__THE PROBLEM__
All of the listing is to be written out word for word, with the pictures left out.

__ENTRIES SHOWN__
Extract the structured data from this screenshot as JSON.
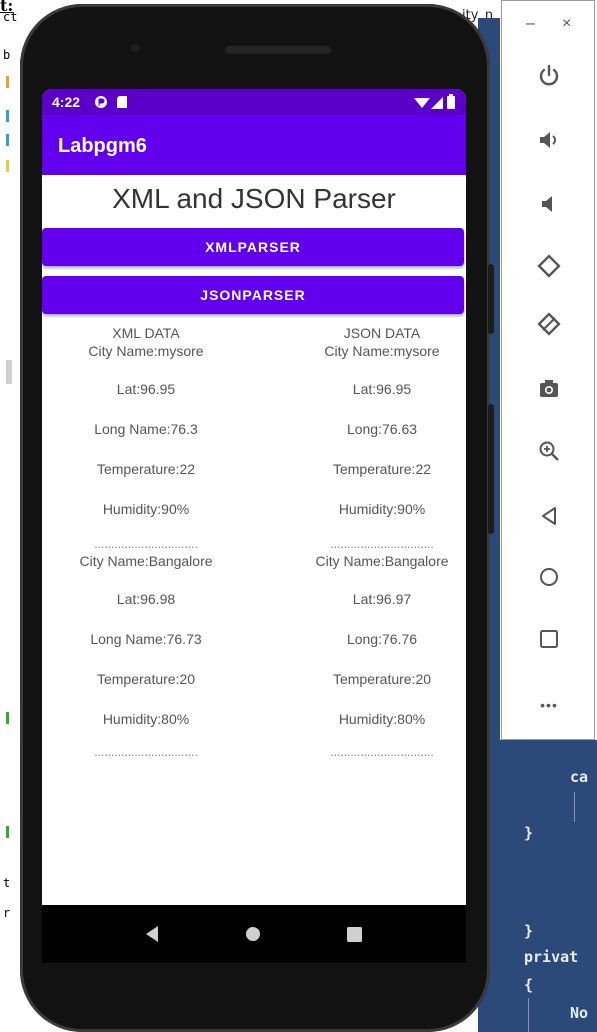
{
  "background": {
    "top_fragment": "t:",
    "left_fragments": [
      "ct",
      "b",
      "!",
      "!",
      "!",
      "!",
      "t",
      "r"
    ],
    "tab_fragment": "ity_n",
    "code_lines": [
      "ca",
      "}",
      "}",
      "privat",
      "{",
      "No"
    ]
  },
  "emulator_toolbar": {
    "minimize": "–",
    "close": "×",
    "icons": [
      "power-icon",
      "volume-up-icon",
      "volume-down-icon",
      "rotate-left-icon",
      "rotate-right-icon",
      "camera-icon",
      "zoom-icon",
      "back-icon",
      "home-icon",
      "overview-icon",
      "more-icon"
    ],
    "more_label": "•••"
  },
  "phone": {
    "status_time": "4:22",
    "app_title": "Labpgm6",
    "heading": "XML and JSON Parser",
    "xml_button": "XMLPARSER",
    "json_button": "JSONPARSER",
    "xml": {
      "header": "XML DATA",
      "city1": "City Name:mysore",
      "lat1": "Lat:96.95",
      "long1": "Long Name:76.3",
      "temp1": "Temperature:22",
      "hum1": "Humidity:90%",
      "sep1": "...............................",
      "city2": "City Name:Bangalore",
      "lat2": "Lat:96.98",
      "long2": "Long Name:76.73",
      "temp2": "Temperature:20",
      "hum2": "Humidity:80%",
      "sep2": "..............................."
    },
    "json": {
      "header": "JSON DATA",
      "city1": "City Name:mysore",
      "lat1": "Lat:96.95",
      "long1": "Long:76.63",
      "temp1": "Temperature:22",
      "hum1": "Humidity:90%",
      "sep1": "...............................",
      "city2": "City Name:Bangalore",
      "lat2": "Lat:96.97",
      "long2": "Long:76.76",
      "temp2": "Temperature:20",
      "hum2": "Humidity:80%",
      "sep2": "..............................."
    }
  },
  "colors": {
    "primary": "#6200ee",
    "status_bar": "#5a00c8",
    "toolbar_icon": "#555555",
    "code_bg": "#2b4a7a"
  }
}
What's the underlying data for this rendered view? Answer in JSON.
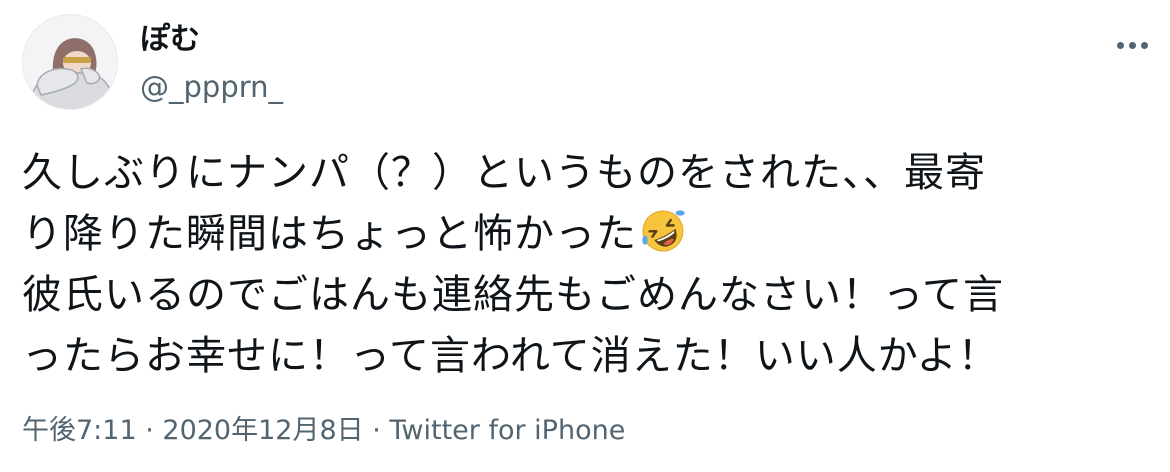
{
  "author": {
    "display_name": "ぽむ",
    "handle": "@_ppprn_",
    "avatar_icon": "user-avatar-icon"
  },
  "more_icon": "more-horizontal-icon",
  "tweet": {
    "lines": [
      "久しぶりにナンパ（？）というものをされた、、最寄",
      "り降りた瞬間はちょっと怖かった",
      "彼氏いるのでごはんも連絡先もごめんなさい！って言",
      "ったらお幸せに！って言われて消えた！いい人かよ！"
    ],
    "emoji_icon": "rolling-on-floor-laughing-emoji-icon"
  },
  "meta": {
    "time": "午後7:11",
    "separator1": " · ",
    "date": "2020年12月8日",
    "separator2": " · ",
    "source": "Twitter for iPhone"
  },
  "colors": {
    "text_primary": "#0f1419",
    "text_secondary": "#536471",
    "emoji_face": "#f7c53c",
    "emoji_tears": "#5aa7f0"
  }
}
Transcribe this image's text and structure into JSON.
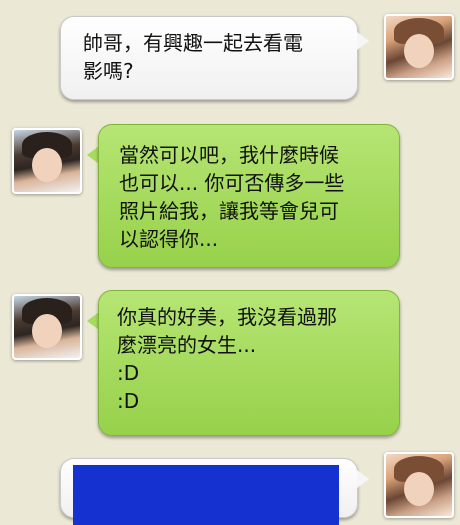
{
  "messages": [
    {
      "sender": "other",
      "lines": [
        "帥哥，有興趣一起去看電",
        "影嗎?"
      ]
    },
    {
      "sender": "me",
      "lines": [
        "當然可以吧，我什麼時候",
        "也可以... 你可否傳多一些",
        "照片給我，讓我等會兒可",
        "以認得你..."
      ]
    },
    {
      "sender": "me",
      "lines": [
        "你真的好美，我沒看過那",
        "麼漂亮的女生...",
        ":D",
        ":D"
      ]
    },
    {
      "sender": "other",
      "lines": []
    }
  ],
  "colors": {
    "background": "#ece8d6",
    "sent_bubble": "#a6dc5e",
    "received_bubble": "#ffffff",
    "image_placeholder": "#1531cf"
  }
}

__SOLVED EXERCISE__
Extract the structured data from this screenshot as JSON.
{
  "background": {
    "top_fragment": "t:",
    "left_fragments": [
      "ct",
      "b",
      "!",
      "!",
      "!",
      "!",
      "t",
      "r"
    ],
    "tab_fragment": "ity_n",
    "code_lines": [
      "ca",
      "}",
      "}",
      "privat",
      "{",
      "No"
    ]
  },
  "emulator_toolbar": {
    "minimize": "–",
    "close": "×",
    "icons": [
      "power-icon",
      "volume-up-icon",
      "volume-down-icon",
      "rotate-left-icon",
      "rotate-right-icon",
      "camera-icon",
      "zoom-icon",
      "back-icon",
      "home-icon",
      "overview-icon",
      "more-icon"
    ],
    "more_label": "•••"
  },
  "phone": {
    "status_time": "4:22",
    "app_title": "Labpgm6",
    "heading": "XML and JSON Parser",
    "xml_button": "XMLPARSER",
    "json_button": "JSONPARSER",
    "xml": {
      "header": "XML DATA",
      "city1": "City Name:mysore",
      "lat1": "Lat:96.95",
      "long1": "Long Name:76.3",
      "temp1": "Temperature:22",
      "hum1": "Humidity:90%",
      "sep1": "...............................",
      "city2": "City Name:Bangalore",
      "lat2": "Lat:96.98",
      "long2": "Long Name:76.73",
      "temp2": "Temperature:20",
      "hum2": "Humidity:80%",
      "sep2": "..............................."
    },
    "json": {
      "header": "JSON DATA",
      "city1": "City Name:mysore",
      "lat1": "Lat:96.95",
      "long1": "Long:76.63",
      "temp1": "Temperature:22",
      "hum1": "Humidity:90%",
      "sep1": "...............................",
      "city2": "City Name:Bangalore",
      "lat2": "Lat:96.97",
      "long2": "Long:76.76",
      "temp2": "Temperature:20",
      "hum2": "Humidity:80%",
      "sep2": "..............................."
    }
  },
  "colors": {
    "primary": "#6200ee",
    "status_bar": "#5a00c8",
    "toolbar_icon": "#555555",
    "code_bg": "#2b4a7a"
  }
}
What's the underlying data for this rendered view? Answer in JSON.
{
  "author": {
    "display_name": "ぽむ",
    "handle": "@_ppprn_",
    "avatar_icon": "user-avatar-icon"
  },
  "more_icon": "more-horizontal-icon",
  "tweet": {
    "lines": [
      "久しぶりにナンパ（？）というものをされた、、最寄",
      "り降りた瞬間はちょっと怖かった",
      "彼氏いるのでごはんも連絡先もごめんなさい！って言",
      "ったらお幸せに！って言われて消えた！いい人かよ！"
    ],
    "emoji_icon": "rolling-on-floor-laughing-emoji-icon"
  },
  "meta": {
    "time": "午後7:11",
    "separator1": " · ",
    "date": "2020年12月8日",
    "separator2": " · ",
    "source": "Twitter for iPhone"
  },
  "colors": {
    "text_primary": "#0f1419",
    "text_secondary": "#536471",
    "emoji_face": "#f7c53c",
    "emoji_tears": "#5aa7f0"
  }
}
Transcribe this image's text and structure into JSON.
{
  "messages": [
    {
      "sender": "other",
      "lines": [
        "帥哥，有興趣一起去看電",
        "影嗎?"
      ]
    },
    {
      "sender": "me",
      "lines": [
        "當然可以吧，我什麼時候",
        "也可以... 你可否傳多一些",
        "照片給我，讓我等會兒可",
        "以認得你..."
      ]
    },
    {
      "sender": "me",
      "lines": [
        "你真的好美，我沒看過那",
        "麼漂亮的女生...",
        ":D",
        ":D"
      ]
    },
    {
      "sender": "other",
      "lines": []
    }
  ],
  "colors": {
    "background": "#ece8d6",
    "sent_bubble": "#a6dc5e",
    "received_bubble": "#ffffff",
    "image_placeholder": "#1531cf"
  }
}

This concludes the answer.